You testified last year before both the Senate Judiciary Committee and the House Judiciary Committee about this incident. On February 6, 2006, at a Senate Judiciary Committee hearing, you were asked whether Mr. Comey and others at the Justice Department had raised concerns about the NSA wiretapping program. You stated in response that the disagreement that occurred was not related to the wiretapping program confirmed by the President in December 2005, which was the topic of the hearing. The following is a transcript excerpt from that hearing:

Senator Schumer. Let me ask you about some specific reports. It has been reported by multiple news outlets that the former number two man in the Justice Department, the premier terrorism prosecutor, Jim Comey, expressed grave reservations about the NSA program and at least once refused to give it his blessing. Is that true?

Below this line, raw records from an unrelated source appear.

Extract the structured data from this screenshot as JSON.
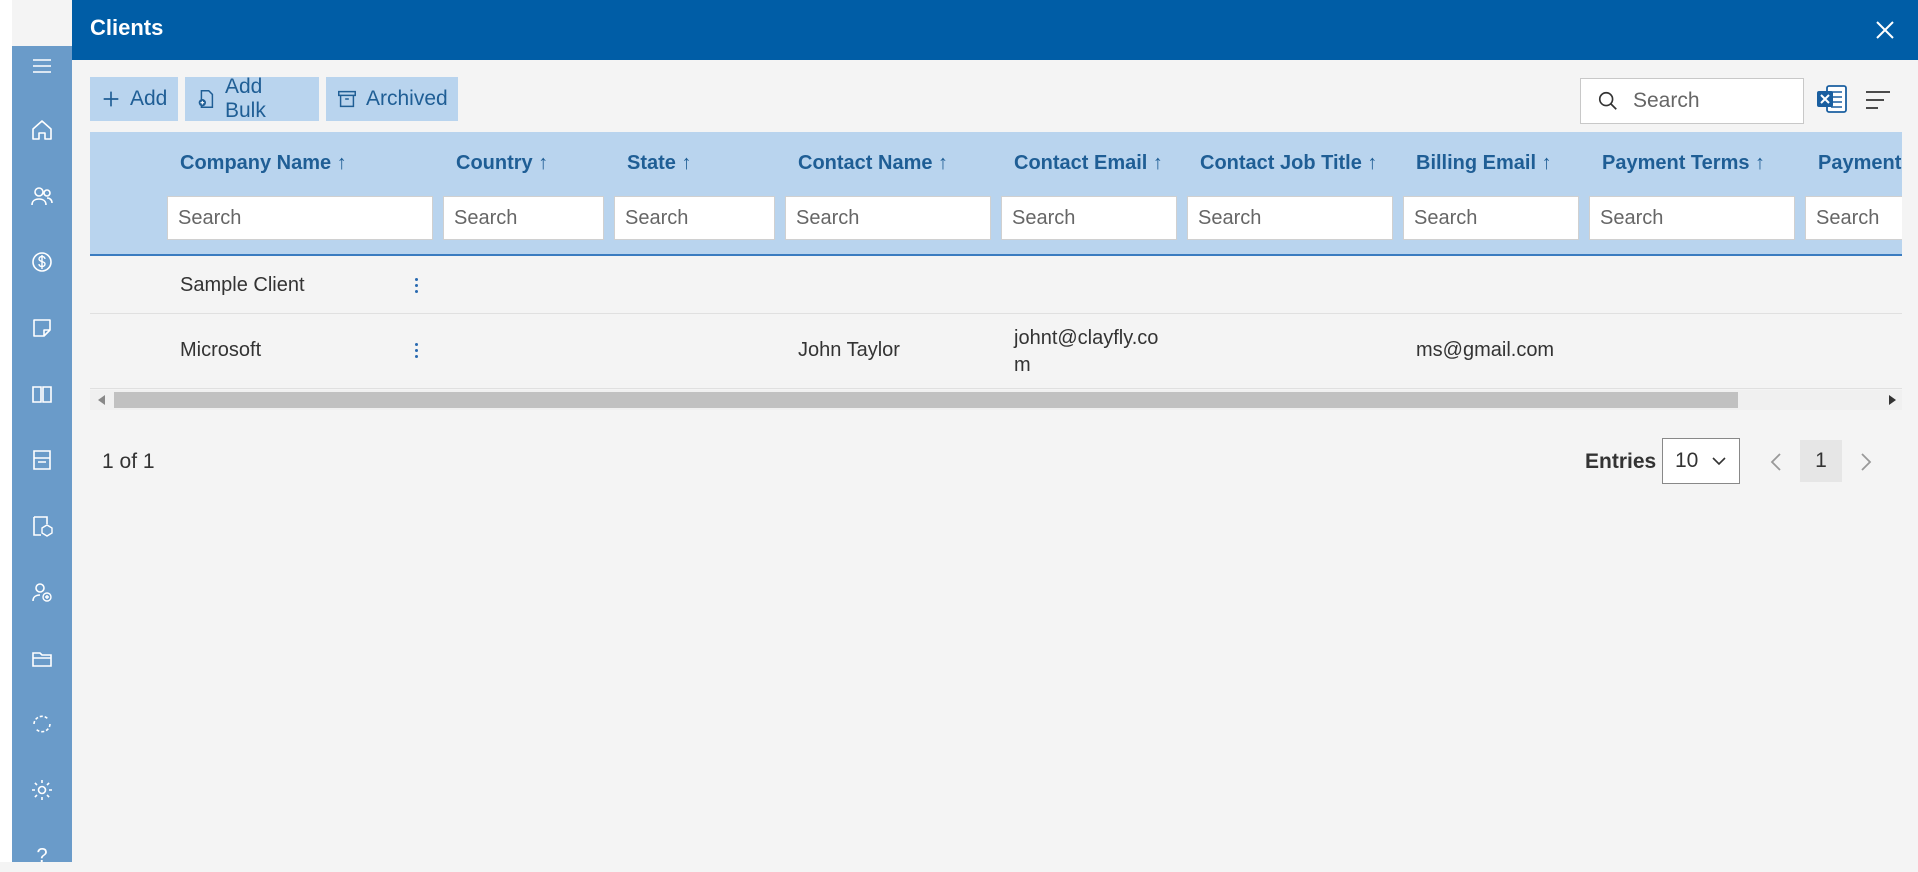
{
  "window": {
    "title": "Clients"
  },
  "toolbar": {
    "add_label": "Add",
    "add_bulk_label": "Add Bulk",
    "archived_label": "Archived"
  },
  "search": {
    "placeholder": "Search"
  },
  "sidebar": {
    "items": [
      "menu-icon",
      "home-icon",
      "users-icon",
      "dollar-icon",
      "note-icon",
      "book-icon",
      "invoice-icon",
      "package-icon",
      "user-add-icon",
      "folder-icon",
      "sync-icon",
      "gear-icon",
      "help-icon"
    ],
    "help_label": "?"
  },
  "table": {
    "columns": [
      {
        "label": "Company Name ↑",
        "filter_placeholder": "Search"
      },
      {
        "label": "Country ↑",
        "filter_placeholder": "Search"
      },
      {
        "label": "State ↑",
        "filter_placeholder": "Search"
      },
      {
        "label": "Contact Name ↑",
        "filter_placeholder": "Search"
      },
      {
        "label": "Contact Email ↑",
        "filter_placeholder": "Search"
      },
      {
        "label": "Contact Job Title ↑",
        "filter_placeholder": "Search"
      },
      {
        "label": "Billing Email ↑",
        "filter_placeholder": "Search"
      },
      {
        "label": "Payment Terms ↑",
        "filter_placeholder": "Search"
      },
      {
        "label": "Payment",
        "filter_placeholder": "Search"
      }
    ],
    "rows": [
      {
        "company": "Sample Client",
        "contact_name": "",
        "contact_email_1": "",
        "contact_email_2": "",
        "billing_email": ""
      },
      {
        "company": "Microsoft",
        "contact_name": "John Taylor",
        "contact_email_1": "johnt@clayfly.co",
        "contact_email_2": "m",
        "billing_email": "ms@gmail.com"
      }
    ]
  },
  "pager": {
    "count_text": "1 of 1",
    "entries_label": "Entries",
    "entries_value": "10",
    "current_page": "1"
  },
  "colors": {
    "titlebar": "#005da6",
    "sidebar": "#6a9bc9",
    "header": "#b9d4ee",
    "accent_text": "#1f5e95"
  }
}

Attorney General Gonzales. Senator, here is a response that I feel that I can give with respect to recent speculation or stories about disagreements. There has not been any serious disagreement, including – and I think this is accurate – there has not been any serious disagreement about the program that the President has confirmed. There have been disagreements about other matters regarding operations, which I cannot get into. I will also say –

Senator Schumer. But there was some – I am sorry to cut you off, but there was some dissent within the administration, and Jim Comey did express at some point – that is all I asked you – some reservations.

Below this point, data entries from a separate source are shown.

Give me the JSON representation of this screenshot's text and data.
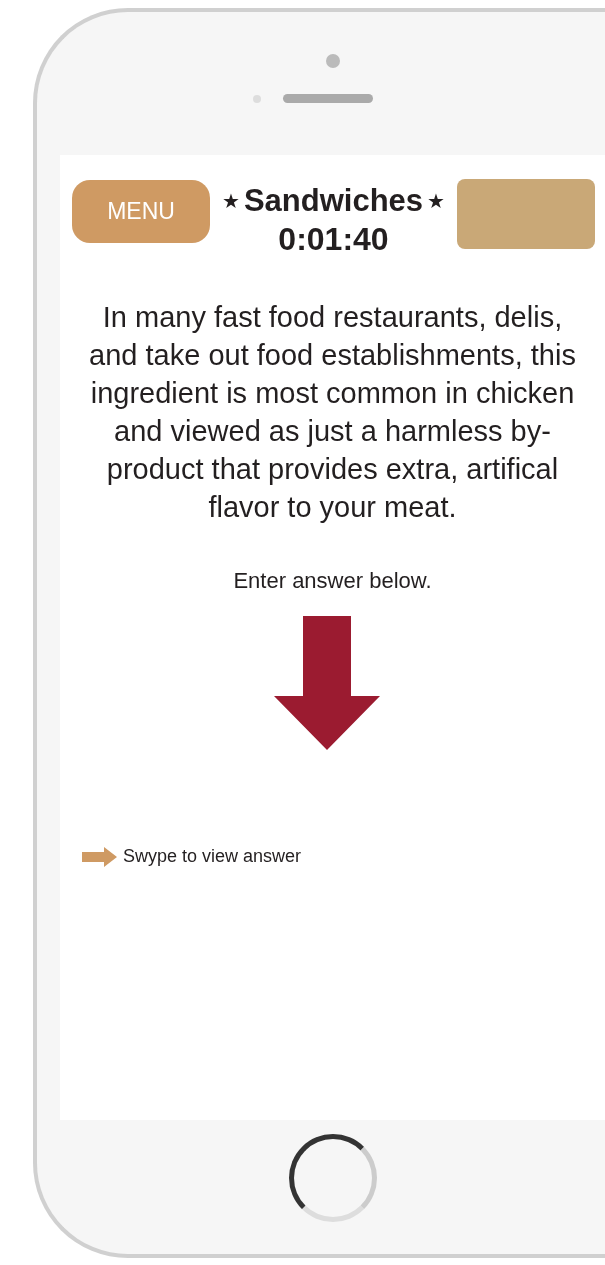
{
  "header": {
    "menu_button": "MENU",
    "star_left": "★",
    "title": "Sandwiches",
    "star_right": "★",
    "timer": "0:01:40"
  },
  "question": "In many fast food restaurants, delis, and take out food establishments, this ingredient is most common in chicken and viewed as just a harmless by-product that provides extra, artifical flavor to your meat.",
  "prompt": "Enter answer below.",
  "swipe_hint": "Swype to view answer"
}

Attorney General Gonzales. The point I want to make is that, to my knowledge, none of the reservations dealt with the program that we are talking about today. They dealt with operational capabilities that we are not talking about today.

Senator Schumer. I want to ask you again about them, just we have limited time.

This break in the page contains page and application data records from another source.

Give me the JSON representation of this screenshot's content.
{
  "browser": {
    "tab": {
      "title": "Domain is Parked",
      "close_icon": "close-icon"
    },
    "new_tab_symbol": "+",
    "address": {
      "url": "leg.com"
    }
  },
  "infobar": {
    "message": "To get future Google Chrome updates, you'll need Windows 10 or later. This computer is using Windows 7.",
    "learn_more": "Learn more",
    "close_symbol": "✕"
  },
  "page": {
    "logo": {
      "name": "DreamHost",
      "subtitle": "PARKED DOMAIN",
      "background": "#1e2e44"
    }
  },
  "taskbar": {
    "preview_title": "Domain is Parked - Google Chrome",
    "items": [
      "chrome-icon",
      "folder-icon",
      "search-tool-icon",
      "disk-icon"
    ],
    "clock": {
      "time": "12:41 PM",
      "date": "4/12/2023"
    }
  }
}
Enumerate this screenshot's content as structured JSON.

Attorney General Gonzales. Yes, sir.

Senator Schumer. It has also been reported that the head of the Office of Legal Counsel, Jack Goldsmith, respected lawyer and professor at Harvard Law School, expressed reservations about the program. Is that true?

Attorney General Gonzales. Senator, rather than going individual by individual—

Senator Schumer. No, I think we are – this is—

Attorney General Gonzales. By individual, let me just say that I think the differing views that have been the subject of some of these stories does not – did not deal with the program that I am here testifying about today.

Senator Schumer. But you are telling us that none of these people expressed any reservations about the ultimate program. Is that right?

Attorney General Gonzales. Senator, I want to be very careful here. Because of course I am here only testifying about what the President has confirmed. And with respect to what the President has confirmed, I believe – I do not believe that these DOJ officials that you are identifying had concerns about this program.

In addition, on April 6, 2006, in answer to a question from then House Judiciary Committee Chairman James Sensenbrenner about the hospital visit, which had been reported in the press, you responded: “Mr. Chairman, what I can say – and I'm sure this will not be acceptable, but let me say it anyway – is that I have testified before that the disagreement that existed does not relate to the program the President confirmed in December to the American people.”

We ask for your prompt response to the following question: In light of Mr. Comey’s testimony yesterday, do you stand by your 2006 Senate and House testimony, or do you wish to revise it?

Sincerely,